Buttercups (Ranunculus bulbosus) grow wild throughout Maine and can be found in sunny areas in fields or pastures or along roadsides. These cheery flowers produce a mass of sunny yellow blooms on thin, branched stalks that reach a height of one to two feet. Blooms range in size from .5 to 1.2 inches, depending on the health of the plant and its location.
Blooms appear in early summer, typically at the same time as the ox-eye daisy, setting fields and roadsides aglow with color. Bees and butterflies frequent buttercups creating graceful movement and color in wildflower gardens.
Buttercups thrive in evenly-moist soil, but tolerate dry, sandy soil as well. These hardy wildflowers are a carefree addition to wildflower gardens. According to the USDA Plant Database, buttercups grow throughout the Eastern Coast of the United States.

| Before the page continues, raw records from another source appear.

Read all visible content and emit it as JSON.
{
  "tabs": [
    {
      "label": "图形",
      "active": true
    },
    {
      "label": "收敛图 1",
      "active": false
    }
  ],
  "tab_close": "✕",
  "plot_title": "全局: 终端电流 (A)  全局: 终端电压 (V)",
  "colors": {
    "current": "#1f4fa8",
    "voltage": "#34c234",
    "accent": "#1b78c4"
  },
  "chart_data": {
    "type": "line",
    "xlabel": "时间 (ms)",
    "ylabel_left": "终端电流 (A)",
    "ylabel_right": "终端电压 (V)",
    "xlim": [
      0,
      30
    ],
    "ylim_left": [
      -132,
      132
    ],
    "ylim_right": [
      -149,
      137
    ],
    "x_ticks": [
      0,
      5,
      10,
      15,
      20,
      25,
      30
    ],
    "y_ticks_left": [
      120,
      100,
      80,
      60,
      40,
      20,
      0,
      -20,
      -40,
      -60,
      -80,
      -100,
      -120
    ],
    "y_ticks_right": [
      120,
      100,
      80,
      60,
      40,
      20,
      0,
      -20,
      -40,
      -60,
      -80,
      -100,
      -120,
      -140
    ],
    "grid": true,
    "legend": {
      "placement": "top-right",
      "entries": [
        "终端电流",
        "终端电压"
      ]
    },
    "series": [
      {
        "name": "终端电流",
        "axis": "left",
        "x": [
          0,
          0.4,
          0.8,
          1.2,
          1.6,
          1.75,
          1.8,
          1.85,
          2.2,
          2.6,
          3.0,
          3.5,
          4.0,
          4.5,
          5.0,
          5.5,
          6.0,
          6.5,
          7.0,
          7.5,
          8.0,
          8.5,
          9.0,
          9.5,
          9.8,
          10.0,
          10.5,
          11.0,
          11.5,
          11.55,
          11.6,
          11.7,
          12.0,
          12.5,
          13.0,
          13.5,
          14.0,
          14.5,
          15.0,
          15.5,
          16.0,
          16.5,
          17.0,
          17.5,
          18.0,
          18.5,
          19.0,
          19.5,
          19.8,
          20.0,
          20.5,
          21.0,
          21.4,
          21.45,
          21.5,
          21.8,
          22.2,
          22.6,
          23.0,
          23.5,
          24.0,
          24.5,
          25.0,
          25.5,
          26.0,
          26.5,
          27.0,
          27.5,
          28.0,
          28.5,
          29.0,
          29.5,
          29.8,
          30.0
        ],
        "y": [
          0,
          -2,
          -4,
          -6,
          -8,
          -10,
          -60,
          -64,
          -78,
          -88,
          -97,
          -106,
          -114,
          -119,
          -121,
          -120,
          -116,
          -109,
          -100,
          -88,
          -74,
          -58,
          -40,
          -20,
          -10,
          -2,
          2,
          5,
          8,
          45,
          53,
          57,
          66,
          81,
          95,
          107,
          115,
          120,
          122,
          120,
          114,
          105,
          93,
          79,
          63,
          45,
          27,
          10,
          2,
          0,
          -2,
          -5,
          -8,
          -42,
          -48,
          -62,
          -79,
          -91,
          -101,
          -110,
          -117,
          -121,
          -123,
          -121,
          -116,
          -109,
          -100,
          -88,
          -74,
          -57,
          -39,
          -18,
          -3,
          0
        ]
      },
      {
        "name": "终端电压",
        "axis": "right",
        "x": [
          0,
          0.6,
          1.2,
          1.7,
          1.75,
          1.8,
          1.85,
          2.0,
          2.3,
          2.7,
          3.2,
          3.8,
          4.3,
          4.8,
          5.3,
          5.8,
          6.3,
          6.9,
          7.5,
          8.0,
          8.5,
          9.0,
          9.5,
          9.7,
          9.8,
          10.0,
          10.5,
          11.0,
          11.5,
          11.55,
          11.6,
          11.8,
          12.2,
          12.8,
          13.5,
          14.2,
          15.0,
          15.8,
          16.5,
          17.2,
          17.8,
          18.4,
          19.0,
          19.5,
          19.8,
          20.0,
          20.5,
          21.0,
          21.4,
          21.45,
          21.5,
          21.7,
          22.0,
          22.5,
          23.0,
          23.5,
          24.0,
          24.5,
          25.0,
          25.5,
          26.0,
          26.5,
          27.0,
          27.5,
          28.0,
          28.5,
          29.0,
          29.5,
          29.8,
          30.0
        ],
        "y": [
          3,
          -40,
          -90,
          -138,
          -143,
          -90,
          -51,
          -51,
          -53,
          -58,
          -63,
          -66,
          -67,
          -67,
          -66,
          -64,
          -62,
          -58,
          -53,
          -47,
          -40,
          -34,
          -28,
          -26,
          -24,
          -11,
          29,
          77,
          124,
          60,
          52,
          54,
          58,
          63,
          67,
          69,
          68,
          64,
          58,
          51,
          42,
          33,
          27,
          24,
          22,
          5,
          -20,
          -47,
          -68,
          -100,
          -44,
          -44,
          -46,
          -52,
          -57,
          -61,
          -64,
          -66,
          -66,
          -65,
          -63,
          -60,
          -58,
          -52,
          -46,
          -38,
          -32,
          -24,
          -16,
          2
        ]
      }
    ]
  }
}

Buttercups do not hold up well as cut flowers, as the petals drop quickly. Reserve these beautiful Maine wildflowers for the center of flowerbeds, as borders or along fences for a showy display of brilliant yellow in early summer.
Buttercups are a favorite with children as a tool to determine if their friends like butter. You can find this endearing little rhyme here.
Beware! According to the ASPCA, buttercups are toxic to cats, dogs and horses. They may cause vomiting, diarrhea, and depression. They may cause a wobbly gait, hyper-salivation and anorexia.